Tuesday, June 29, 2010

A stage presence made for radio

While practicing my instrument today, I decided to record my work. I wanted to hear what I sounded like, as I hadn't really done that in a long time. Typically I prepare myself for disappointment after listening to recordings. Music takes place in time, and moments are gone as quickly as they happen, which is true for the brilliantly executed phrase as well as the splatsplatsplat of the mistake. Recording, however, allows you to revisit these moments and assess just how brilliant the execution of that phrase really was or how egregious the error.

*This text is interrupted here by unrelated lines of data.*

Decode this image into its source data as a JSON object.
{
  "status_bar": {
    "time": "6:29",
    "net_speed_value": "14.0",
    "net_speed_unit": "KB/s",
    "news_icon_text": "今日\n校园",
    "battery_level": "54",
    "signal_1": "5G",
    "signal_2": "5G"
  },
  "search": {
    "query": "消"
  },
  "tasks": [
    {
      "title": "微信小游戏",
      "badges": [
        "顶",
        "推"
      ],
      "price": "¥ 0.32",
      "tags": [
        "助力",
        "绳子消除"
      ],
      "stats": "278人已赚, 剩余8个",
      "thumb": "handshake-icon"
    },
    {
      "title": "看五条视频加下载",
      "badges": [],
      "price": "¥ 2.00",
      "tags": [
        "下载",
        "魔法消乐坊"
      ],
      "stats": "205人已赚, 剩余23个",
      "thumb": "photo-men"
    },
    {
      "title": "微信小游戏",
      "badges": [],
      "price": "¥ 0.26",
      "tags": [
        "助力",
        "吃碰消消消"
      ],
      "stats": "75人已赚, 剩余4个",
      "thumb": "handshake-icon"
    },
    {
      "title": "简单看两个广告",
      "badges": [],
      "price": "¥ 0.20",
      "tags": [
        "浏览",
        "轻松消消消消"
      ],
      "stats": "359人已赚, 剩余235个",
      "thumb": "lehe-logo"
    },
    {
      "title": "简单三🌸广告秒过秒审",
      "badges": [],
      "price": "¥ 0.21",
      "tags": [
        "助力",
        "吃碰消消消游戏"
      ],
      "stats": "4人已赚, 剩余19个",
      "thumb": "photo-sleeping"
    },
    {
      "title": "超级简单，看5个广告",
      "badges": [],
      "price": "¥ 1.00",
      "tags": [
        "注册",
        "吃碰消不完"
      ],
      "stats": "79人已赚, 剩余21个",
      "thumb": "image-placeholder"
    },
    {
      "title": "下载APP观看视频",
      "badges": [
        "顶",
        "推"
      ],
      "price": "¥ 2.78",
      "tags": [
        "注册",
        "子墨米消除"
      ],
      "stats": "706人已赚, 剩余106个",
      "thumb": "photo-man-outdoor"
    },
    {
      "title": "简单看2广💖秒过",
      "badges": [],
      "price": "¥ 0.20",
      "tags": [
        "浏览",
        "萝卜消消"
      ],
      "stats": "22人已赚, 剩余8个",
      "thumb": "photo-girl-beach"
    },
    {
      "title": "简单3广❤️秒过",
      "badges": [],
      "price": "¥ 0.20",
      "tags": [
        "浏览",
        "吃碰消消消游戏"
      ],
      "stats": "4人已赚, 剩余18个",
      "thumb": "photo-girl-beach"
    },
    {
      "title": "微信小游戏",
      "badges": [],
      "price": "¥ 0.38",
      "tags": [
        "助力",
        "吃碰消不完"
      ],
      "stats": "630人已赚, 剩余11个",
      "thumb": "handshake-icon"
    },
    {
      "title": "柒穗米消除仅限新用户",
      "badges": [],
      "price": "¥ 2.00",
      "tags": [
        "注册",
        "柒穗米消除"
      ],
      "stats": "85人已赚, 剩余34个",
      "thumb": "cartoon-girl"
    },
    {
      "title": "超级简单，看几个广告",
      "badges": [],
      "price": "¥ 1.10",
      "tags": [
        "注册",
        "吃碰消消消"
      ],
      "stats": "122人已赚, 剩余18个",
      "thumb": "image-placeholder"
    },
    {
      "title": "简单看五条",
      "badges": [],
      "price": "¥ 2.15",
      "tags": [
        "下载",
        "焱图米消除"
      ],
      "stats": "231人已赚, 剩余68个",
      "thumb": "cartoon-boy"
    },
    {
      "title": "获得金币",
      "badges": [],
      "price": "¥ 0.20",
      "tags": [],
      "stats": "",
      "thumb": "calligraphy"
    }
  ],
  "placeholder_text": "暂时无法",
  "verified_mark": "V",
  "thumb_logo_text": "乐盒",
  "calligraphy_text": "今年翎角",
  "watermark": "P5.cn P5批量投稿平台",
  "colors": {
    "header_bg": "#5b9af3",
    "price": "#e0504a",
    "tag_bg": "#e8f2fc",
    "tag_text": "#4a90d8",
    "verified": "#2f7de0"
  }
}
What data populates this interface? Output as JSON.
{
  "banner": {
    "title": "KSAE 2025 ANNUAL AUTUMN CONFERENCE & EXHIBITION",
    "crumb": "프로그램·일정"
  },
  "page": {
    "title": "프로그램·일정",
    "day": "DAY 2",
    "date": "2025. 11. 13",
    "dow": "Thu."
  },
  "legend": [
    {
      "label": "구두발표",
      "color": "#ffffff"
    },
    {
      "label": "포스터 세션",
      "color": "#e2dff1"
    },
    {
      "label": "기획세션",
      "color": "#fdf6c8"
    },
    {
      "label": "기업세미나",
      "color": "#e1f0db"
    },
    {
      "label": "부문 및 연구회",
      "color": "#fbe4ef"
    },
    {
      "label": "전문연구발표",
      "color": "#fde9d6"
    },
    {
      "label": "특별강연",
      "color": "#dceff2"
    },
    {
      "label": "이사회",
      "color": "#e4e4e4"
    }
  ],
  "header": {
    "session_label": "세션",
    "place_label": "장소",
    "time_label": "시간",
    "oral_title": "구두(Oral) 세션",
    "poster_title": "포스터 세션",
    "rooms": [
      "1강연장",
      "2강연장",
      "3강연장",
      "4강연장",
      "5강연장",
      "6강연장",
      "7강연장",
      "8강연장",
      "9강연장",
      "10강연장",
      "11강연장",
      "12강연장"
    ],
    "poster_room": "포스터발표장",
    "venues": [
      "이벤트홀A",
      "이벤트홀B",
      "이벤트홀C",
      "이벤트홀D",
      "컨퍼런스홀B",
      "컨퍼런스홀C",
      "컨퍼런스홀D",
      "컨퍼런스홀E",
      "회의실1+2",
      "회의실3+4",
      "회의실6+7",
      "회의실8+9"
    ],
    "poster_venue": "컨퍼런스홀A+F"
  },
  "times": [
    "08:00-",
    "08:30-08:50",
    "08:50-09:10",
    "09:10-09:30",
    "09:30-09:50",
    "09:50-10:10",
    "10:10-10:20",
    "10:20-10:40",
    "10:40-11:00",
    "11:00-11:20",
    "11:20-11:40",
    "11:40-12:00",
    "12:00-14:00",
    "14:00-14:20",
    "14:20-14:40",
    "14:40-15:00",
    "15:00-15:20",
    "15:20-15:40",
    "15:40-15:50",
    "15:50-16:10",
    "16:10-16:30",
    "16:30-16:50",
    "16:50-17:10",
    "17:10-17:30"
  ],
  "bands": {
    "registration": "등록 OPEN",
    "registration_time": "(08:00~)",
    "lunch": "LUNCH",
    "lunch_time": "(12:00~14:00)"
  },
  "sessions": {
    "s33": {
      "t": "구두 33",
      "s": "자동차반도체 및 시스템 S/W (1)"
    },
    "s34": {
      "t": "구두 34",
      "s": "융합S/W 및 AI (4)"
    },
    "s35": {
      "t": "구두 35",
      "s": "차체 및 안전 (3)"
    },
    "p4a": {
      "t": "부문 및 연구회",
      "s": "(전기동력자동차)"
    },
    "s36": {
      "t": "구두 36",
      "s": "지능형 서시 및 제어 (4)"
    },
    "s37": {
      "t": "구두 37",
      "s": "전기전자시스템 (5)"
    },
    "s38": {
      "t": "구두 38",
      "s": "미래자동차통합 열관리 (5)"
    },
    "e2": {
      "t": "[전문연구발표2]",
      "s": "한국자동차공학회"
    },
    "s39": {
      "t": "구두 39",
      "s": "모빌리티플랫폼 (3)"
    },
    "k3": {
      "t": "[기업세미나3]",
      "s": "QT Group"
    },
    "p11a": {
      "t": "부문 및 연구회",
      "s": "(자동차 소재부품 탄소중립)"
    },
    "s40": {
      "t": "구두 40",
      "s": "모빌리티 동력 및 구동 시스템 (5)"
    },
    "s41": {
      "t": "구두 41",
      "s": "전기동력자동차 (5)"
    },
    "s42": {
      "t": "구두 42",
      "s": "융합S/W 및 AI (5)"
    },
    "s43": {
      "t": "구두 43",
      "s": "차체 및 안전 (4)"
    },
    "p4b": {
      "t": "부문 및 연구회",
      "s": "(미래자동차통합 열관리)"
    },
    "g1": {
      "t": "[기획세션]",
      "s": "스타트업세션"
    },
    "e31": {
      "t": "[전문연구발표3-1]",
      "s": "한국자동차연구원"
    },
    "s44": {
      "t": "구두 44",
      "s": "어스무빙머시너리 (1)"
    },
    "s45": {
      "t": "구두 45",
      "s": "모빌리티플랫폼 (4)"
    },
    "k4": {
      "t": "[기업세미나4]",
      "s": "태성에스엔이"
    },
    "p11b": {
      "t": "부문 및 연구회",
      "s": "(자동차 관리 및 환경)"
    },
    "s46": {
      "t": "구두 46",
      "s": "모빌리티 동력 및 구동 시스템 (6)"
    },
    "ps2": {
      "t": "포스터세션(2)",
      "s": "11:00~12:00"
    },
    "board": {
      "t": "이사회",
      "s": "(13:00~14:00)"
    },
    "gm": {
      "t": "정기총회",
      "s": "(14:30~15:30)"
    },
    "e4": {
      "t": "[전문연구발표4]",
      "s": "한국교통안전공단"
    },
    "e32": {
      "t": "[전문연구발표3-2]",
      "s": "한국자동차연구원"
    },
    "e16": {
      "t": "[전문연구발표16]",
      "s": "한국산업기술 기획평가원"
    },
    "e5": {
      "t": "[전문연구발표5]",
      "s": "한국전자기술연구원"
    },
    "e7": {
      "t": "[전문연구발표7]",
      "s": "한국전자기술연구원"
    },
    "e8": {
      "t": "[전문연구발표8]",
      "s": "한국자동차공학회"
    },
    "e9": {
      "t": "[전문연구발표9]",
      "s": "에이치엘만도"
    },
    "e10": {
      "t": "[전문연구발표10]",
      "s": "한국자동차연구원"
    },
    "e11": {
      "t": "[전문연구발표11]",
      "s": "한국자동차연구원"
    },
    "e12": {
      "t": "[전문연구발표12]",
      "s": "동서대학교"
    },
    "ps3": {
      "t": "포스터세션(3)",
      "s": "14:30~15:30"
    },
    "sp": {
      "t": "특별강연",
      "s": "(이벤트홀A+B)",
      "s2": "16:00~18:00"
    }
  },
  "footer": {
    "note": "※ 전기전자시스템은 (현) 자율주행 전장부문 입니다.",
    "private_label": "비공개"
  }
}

Usually the errors which slip my mind are brought to the forefront on recordings, and the sound that I made isn't the sound that I thought I was making.

So I was pleasantly surprised to find that while my performance of the first page of the concerto (one that I should have learned several years ago, by the way) wasn't great, and there were plenty of slips and blips, it sounded...like music. My sound on the double bass is warm, somewhat dark, not so ping-y, and surprisingly consistent. It sounds like my singing voice in some ways...my voice is darker these days, sits comfortably in the middle to lower range of female singing.

Playing the double bass is not something that came naturally for me. I'm not a very physically adept person, and much of my time practicing is spent directing my stubborn body to perform that which my mind already understands. I have occasionally thought that when it was "pick up a strange instrument that no one else plays" day in high school orchestra, that I should have played the horn instead. But we already had horn players. REALLY good ones.

Singing, by contrast, comes very easily to me. I have perfect pitch and a strong music theory background that I picked up early. Unfortunately, I also have a stage presence made for radio. I didn't grow into myself as a singer until much too late in life, and really, does the world really need more professional singers?

Switching gears on the music topic, my primary musical function has been that of a teacher. And I wish to dispel the myth for all you parents who read this that musical involvement requires talent and that only a few people can be involved. Yes, I have seen and worked with plenty of talented students. I have also worked with even more students who did not seem to be musically "gifted" but decided that they liked it and wanted to participate.

But then, kids are less self-conscious when they're little. And even as they grow up, if taught properly, they don't care so much that they're not the best, as long as they're involved.

It's all you grownups! How many times have you said "Oh, I can't sing, I'm not good at it, I'm embarrassed" because you're not a trained musician? If you can sing a song and the melody is recognizable, you can sing, and you can learn to sing better.

Please, encourage your children to sing.

1 comment:

Jennifer said...

Perfect pitch?...awesome. I feel like I'm one that doesn't have a huge musical talent(many others have more natural talent than I), but I loved it and worked at it.